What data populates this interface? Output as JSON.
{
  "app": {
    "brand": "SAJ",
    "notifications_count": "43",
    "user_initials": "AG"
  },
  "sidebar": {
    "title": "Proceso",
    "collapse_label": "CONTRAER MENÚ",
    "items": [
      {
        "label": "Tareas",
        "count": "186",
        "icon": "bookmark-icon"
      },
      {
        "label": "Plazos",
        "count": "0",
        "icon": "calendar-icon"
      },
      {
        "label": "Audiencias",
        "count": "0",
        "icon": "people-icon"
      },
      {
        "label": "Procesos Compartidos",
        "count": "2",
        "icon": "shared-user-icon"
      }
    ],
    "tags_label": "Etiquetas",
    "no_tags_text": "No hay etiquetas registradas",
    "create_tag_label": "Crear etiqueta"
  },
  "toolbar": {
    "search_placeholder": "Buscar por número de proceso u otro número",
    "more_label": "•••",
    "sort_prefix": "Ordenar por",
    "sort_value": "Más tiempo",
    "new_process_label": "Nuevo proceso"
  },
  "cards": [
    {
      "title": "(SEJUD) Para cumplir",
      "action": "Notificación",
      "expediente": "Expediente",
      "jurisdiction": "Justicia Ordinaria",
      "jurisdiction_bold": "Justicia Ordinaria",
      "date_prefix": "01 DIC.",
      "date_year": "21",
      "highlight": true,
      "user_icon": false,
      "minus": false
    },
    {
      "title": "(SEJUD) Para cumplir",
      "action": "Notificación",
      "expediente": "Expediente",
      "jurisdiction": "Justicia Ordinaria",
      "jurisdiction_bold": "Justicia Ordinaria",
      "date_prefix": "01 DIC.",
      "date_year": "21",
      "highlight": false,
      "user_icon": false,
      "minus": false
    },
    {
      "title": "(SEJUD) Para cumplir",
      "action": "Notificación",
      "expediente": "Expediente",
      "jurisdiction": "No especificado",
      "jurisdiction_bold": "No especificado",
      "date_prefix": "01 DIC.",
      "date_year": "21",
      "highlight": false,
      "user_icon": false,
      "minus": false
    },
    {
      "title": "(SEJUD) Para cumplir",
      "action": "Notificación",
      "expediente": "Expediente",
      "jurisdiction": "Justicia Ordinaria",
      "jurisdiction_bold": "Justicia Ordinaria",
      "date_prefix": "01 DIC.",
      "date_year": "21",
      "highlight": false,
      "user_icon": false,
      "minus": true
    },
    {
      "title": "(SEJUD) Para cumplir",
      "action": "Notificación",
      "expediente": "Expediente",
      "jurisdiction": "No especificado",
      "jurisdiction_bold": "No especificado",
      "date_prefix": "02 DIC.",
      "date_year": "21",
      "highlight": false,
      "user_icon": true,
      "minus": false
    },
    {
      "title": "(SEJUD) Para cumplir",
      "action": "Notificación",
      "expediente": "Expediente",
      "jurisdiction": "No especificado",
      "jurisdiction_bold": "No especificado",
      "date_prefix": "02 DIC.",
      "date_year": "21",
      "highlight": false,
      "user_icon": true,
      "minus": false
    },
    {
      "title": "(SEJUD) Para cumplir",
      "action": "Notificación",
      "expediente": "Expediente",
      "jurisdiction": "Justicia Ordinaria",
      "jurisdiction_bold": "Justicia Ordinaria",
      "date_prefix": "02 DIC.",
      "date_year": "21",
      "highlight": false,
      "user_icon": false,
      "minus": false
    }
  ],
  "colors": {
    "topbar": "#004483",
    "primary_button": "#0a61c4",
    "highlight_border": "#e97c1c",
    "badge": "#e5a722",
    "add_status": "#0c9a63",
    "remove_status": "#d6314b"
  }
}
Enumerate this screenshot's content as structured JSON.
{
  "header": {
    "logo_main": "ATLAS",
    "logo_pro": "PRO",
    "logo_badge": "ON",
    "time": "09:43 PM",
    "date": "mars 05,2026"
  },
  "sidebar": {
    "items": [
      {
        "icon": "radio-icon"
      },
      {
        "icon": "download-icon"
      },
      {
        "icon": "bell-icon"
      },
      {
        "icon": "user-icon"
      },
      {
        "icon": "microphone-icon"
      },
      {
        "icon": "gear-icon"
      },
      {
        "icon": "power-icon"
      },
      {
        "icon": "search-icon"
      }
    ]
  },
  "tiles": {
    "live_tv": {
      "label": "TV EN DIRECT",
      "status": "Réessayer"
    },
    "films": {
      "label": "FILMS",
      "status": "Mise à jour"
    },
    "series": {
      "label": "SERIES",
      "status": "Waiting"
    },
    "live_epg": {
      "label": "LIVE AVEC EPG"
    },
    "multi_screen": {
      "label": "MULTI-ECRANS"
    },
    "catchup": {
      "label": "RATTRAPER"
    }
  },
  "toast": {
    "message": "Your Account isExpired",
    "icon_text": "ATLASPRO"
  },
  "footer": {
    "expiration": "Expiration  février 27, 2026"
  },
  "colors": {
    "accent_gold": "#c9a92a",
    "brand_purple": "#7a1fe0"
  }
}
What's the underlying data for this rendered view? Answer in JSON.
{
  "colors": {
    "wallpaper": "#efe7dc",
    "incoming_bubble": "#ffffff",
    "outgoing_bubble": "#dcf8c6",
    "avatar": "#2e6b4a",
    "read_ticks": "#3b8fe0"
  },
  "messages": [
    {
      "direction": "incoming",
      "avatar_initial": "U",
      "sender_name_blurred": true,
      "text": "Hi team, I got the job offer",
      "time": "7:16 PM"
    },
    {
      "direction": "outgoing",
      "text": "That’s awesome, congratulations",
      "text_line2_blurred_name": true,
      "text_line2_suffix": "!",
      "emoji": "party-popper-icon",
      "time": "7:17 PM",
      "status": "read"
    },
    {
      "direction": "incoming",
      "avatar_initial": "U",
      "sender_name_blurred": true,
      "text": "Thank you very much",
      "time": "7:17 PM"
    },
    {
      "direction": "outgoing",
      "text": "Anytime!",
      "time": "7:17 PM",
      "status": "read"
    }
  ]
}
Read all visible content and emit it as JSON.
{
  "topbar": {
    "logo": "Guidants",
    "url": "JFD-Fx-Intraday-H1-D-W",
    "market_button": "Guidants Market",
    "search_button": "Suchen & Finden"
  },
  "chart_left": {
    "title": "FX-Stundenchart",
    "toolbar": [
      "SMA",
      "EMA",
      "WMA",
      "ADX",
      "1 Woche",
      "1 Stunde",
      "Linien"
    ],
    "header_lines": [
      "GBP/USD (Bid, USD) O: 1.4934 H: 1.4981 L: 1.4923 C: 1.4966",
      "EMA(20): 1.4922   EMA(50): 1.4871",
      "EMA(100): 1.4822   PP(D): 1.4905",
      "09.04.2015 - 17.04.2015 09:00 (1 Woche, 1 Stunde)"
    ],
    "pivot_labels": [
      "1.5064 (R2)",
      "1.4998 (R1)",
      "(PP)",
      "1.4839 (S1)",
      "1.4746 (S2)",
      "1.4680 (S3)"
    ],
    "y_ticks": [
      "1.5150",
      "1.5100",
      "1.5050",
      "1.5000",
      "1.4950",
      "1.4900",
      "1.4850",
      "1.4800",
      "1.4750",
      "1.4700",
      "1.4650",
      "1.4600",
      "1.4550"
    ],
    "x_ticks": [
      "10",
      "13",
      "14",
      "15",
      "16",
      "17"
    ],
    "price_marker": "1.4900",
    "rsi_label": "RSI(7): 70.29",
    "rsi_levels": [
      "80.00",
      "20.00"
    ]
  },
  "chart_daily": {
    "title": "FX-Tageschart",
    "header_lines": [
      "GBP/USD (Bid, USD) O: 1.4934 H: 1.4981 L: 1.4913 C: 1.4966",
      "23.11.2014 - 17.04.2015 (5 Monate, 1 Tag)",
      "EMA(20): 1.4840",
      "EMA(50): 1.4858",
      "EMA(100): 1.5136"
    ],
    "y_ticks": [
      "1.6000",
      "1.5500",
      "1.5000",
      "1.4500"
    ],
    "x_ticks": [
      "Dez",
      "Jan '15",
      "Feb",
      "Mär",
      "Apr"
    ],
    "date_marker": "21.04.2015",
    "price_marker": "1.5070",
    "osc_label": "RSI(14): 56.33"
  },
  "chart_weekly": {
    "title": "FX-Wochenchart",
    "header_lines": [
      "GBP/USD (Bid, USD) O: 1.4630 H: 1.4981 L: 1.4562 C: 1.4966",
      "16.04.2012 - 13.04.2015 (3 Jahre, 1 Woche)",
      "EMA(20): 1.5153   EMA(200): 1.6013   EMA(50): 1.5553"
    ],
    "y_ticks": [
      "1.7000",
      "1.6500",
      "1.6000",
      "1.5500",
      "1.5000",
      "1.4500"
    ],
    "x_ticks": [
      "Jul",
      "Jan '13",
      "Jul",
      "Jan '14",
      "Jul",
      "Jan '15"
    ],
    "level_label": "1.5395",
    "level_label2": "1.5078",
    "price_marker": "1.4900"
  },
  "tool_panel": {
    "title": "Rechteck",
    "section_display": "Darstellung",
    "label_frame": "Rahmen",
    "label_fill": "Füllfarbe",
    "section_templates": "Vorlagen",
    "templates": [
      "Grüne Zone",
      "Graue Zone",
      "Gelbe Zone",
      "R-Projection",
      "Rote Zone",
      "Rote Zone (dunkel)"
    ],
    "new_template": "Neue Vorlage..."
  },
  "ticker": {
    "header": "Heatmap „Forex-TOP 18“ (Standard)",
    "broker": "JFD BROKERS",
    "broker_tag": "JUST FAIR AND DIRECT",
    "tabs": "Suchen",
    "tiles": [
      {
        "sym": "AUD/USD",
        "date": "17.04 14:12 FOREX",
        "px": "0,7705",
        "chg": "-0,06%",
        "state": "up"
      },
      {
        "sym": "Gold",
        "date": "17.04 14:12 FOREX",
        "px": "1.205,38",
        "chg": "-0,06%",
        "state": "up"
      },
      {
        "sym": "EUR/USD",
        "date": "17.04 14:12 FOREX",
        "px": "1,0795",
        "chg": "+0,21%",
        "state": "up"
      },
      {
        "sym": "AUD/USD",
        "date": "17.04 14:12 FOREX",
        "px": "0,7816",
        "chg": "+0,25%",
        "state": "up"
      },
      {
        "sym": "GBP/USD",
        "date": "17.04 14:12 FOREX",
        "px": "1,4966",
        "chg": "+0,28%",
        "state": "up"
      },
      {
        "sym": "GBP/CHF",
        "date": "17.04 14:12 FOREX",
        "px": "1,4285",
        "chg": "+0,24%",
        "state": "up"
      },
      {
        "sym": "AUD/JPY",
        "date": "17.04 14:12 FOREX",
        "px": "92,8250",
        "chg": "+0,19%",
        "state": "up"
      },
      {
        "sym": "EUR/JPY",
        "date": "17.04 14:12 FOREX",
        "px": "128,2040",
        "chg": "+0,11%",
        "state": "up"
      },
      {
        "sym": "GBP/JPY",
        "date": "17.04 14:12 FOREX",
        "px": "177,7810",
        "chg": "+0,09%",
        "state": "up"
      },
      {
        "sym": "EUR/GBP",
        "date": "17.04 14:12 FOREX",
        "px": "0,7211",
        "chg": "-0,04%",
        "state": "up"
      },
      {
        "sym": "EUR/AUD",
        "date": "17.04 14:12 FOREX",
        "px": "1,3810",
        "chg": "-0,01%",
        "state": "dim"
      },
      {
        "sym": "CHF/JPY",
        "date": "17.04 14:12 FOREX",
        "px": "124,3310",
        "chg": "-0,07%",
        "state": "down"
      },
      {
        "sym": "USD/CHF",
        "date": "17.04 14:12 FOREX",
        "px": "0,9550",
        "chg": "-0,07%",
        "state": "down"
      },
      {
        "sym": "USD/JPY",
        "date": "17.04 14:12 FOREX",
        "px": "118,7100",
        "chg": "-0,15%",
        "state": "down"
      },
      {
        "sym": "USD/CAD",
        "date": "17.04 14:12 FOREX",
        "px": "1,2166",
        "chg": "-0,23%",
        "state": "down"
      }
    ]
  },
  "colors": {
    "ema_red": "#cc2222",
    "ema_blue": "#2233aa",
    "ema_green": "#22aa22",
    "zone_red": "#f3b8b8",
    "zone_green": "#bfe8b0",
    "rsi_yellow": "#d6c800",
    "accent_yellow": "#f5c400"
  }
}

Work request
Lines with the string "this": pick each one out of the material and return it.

Finished task
What data populates this interface? Output as JSON.
Enumerate this screenshot's content as structured JSON.
What's the underlying data for this rendered view? Answer in JSON.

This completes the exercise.